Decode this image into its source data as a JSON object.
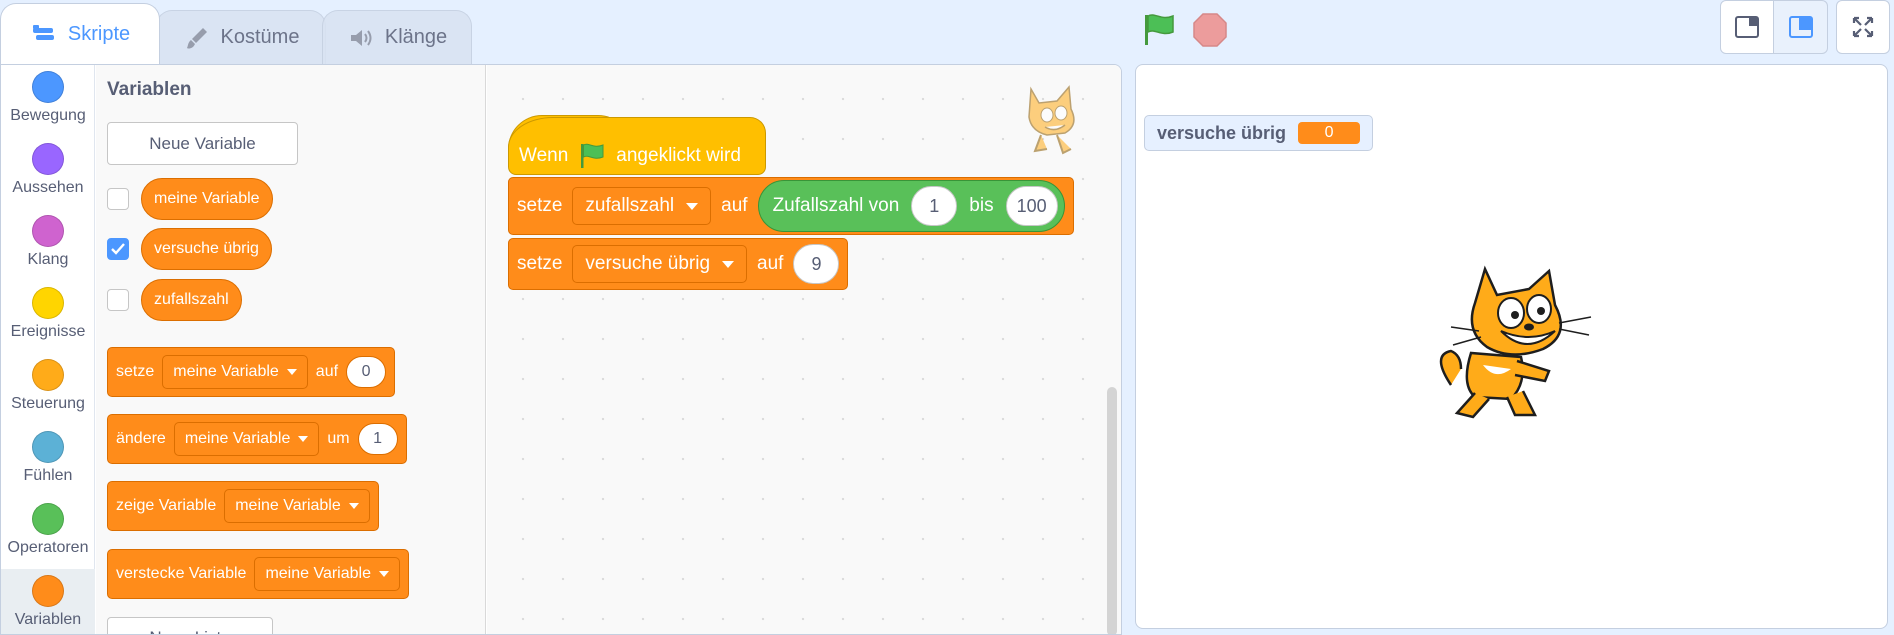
{
  "tabs": {
    "code": "Skripte",
    "costumes": "Kostüme",
    "sounds": "Klänge"
  },
  "categories": [
    {
      "label": "Bewegung",
      "color": "#4c97ff"
    },
    {
      "label": "Aussehen",
      "color": "#9966ff"
    },
    {
      "label": "Klang",
      "color": "#cf63cf"
    },
    {
      "label": "Ereignisse",
      "color": "#ffd500"
    },
    {
      "label": "Steuerung",
      "color": "#ffab19"
    },
    {
      "label": "Fühlen",
      "color": "#5cb1d6"
    },
    {
      "label": "Operatoren",
      "color": "#59c059"
    },
    {
      "label": "Variablen",
      "color": "#ff8c1a"
    }
  ],
  "palette": {
    "title": "Variablen",
    "new_variable": "Neue Variable",
    "new_list": "Neue Liste",
    "variables": [
      {
        "name": "meine Variable",
        "checked": false
      },
      {
        "name": "versuche übrig",
        "checked": true
      },
      {
        "name": "zufallszahl",
        "checked": false
      }
    ],
    "set_block": {
      "verb": "setze",
      "var": "meine Variable",
      "prep": "auf",
      "value": "0"
    },
    "change_block": {
      "verb": "ändere",
      "var": "meine Variable",
      "prep": "um",
      "value": "1"
    },
    "show_block": {
      "verb": "zeige Variable",
      "var": "meine Variable"
    },
    "hide_block": {
      "verb": "verstecke Variable",
      "var": "meine Variable"
    }
  },
  "script": {
    "hat": {
      "prefix": "Wenn",
      "suffix": "angeklickt wird"
    },
    "block1": {
      "verb": "setze",
      "var": "zufallszahl",
      "prep": "auf",
      "op_label": "Zufallszahl von",
      "from": "1",
      "mid": "bis",
      "to": "100"
    },
    "block2": {
      "verb": "setze",
      "var": "versuche übrig",
      "prep": "auf",
      "value": "9"
    }
  },
  "stage": {
    "monitor_label": "versuche übrig",
    "monitor_value": "0"
  },
  "colors": {
    "variables": "#ff8c1a",
    "events": "#ffbf00",
    "operators": "#59c059",
    "accent": "#4c97ff"
  }
}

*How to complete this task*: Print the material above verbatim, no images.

*Result of this task*:
Decode this image into its source data as a JSON object.
{
  "tabs": {
    "code": "Skripte",
    "costumes": "Kostüme",
    "sounds": "Klänge"
  },
  "categories": [
    {
      "label": "Bewegung",
      "color": "#4c97ff"
    },
    {
      "label": "Aussehen",
      "color": "#9966ff"
    },
    {
      "label": "Klang",
      "color": "#cf63cf"
    },
    {
      "label": "Ereignisse",
      "color": "#ffd500"
    },
    {
      "label": "Steuerung",
      "color": "#ffab19"
    },
    {
      "label": "Fühlen",
      "color": "#5cb1d6"
    },
    {
      "label": "Operatoren",
      "color": "#59c059"
    },
    {
      "label": "Variablen",
      "color": "#ff8c1a"
    }
  ],
  "palette": {
    "title": "Variablen",
    "new_variable": "Neue Variable",
    "new_list": "Neue Liste",
    "variables": [
      {
        "name": "meine Variable",
        "checked": false
      },
      {
        "name": "versuche übrig",
        "checked": true
      },
      {
        "name": "zufallszahl",
        "checked": false
      }
    ],
    "set_block": {
      "verb": "setze",
      "var": "meine Variable",
      "prep": "auf",
      "value": "0"
    },
    "change_block": {
      "verb": "ändere",
      "var": "meine Variable",
      "prep": "um",
      "value": "1"
    },
    "show_block": {
      "verb": "zeige Variable",
      "var": "meine Variable"
    },
    "hide_block": {
      "verb": "verstecke Variable",
      "var": "meine Variable"
    }
  },
  "script": {
    "hat": {
      "prefix": "Wenn",
      "suffix": "angeklickt wird"
    },
    "block1": {
      "verb": "setze",
      "var": "zufallszahl",
      "prep": "auf",
      "op_label": "Zufallszahl von",
      "from": "1",
      "mid": "bis",
      "to": "100"
    },
    "block2": {
      "verb": "setze",
      "var": "versuche übrig",
      "prep": "auf",
      "value": "9"
    }
  },
  "stage": {
    "monitor_label": "versuche übrig",
    "monitor_value": "0"
  },
  "colors": {
    "variables": "#ff8c1a",
    "events": "#ffbf00",
    "operators": "#59c059",
    "accent": "#4c97ff"
  }
}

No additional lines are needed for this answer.